Unfortunately, the pain from the impact of this fall will be felt by more than just Erickson and Neiman; it will be felt by us as the infertility and adoption communities and by us as the surrogacy community. We, too, will have to endure further scrutiny from much of the general public’s already sharp eye (and sharper claws). To an extent, we will all have to suffer from the consequences of their actions. How can I, a former surrogate who believes strongly in surrogacy as a positive family-building option, encourage and reassure prospective IPs and surrogates to trust in the process when highly-respected professionals have convoluted it to serve their own selfish needs? How can we as a community get the respect our issues and concerns deserve when Erickson and Neiman have treated it sodisrespectfully? They hid behind the shiny surface of their established solid reputations to perform disreputable acts. To say they have done us a gross disservice is an understatement; they have underlined and exemplified almost everything that opponents of surrogacy and ART use as weapons against us. Thank you for arming the naysayers with nuclear warheads, Theresa.
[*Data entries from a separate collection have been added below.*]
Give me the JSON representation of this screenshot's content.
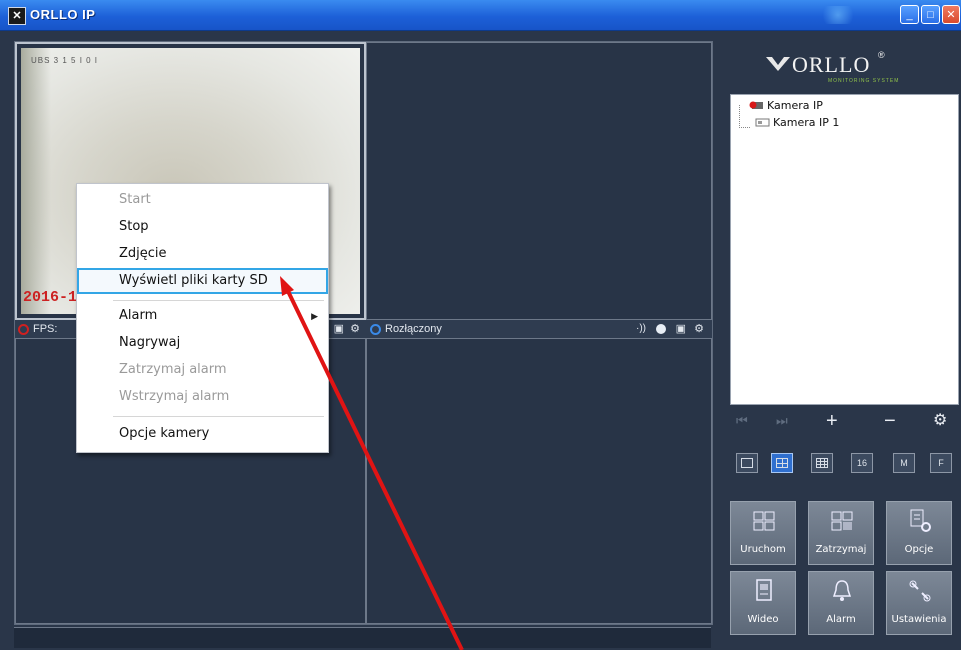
{
  "window": {
    "title": "ORLLO IP",
    "minimize_glyph": "_",
    "maximize_glyph": "□",
    "close_glyph": "✕"
  },
  "video": {
    "osd_top_text": "UBS 3  1 5 I 0 I",
    "osd_date": "2016-1",
    "cells": [
      {
        "status_icon": "fps-icon",
        "status_text": "FPS:"
      },
      {
        "status_icon": "power-icon",
        "status_text": "Rozłączony"
      }
    ]
  },
  "context_menu": {
    "items": [
      {
        "label": "Start",
        "enabled": false
      },
      {
        "label": "Stop",
        "enabled": true
      },
      {
        "label": "Zdjęcie",
        "enabled": true
      },
      {
        "label": "Wyświetl pliki karty SD",
        "enabled": true,
        "highlighted": true
      },
      {
        "label": "Alarm",
        "enabled": true,
        "submenu": true
      },
      {
        "label": "Nagrywaj",
        "enabled": true
      },
      {
        "label": "Zatrzymaj alarm",
        "enabled": false
      },
      {
        "label": "Wstrzymaj alarm",
        "enabled": false
      },
      {
        "label": "Opcje kamery",
        "enabled": true
      }
    ]
  },
  "sidebar": {
    "logo_text": "ORLLO",
    "logo_reg": "®",
    "logo_subtitle": "MONITORING SYSTEM",
    "tree": {
      "root": "Kamera IP",
      "child": "Kamera IP 1"
    },
    "nav": {
      "first": "⏮",
      "last": "⏭",
      "add": "+",
      "remove": "−",
      "settings": "⚙"
    },
    "layouts": [
      "1",
      "4",
      "9",
      "16",
      "M",
      "F"
    ],
    "buttons": [
      {
        "label": "Uruchom",
        "icon": "play-grid-icon"
      },
      {
        "label": "Zatrzymaj",
        "icon": "stop-grid-icon"
      },
      {
        "label": "Opcje",
        "icon": "options-icon"
      },
      {
        "label": "Wideo",
        "icon": "video-file-icon"
      },
      {
        "label": "Alarm",
        "icon": "bell-icon"
      },
      {
        "label": "Ustawienia",
        "icon": "wrench-icon"
      }
    ]
  },
  "colors": {
    "titlebar": "#1d60d8",
    "background": "#2a3649",
    "menu_highlight_border": "#33a6e6",
    "annotation_arrow": "#e01414",
    "osd_date": "#cc2222"
  }
}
I have the feeling that what has been revealed thus far only scratches the surface a few inches deep. The legal prosecution and criminal investigation may not stretch much further than the October 28th sentencing of Erickson, but the whos, hows, and whys are being picked apart by the public. The surrogacy community is afire with the speculation and accusations that members are now able to freely voice on SMO. Whispered, understated discussions of suspicion also seemed to have been prevalent among Erickson’s colleagues. Everyone is reeling.
“…there was nothing that I could tell from our emails or the radio show that she would play into the very underbelly that people fear from reproductive sciences, setting back public perception on surrogacy yet again.”
Somewhat ironically, today Erickson had this to say for herself on Facebook:
Remember, any story can be spun and manipulated to make a story salacious, yet know from the bottom of my heart that I have done the right things to protect some children from otherwise disastrous outcomes. I have never taken advantage of parents, children, donors or surrogates who otherwise would remain vulnerable to the underbelly of this industry. I live my life by doing the right things for the right reasons and sometimes you just have to do what is right.”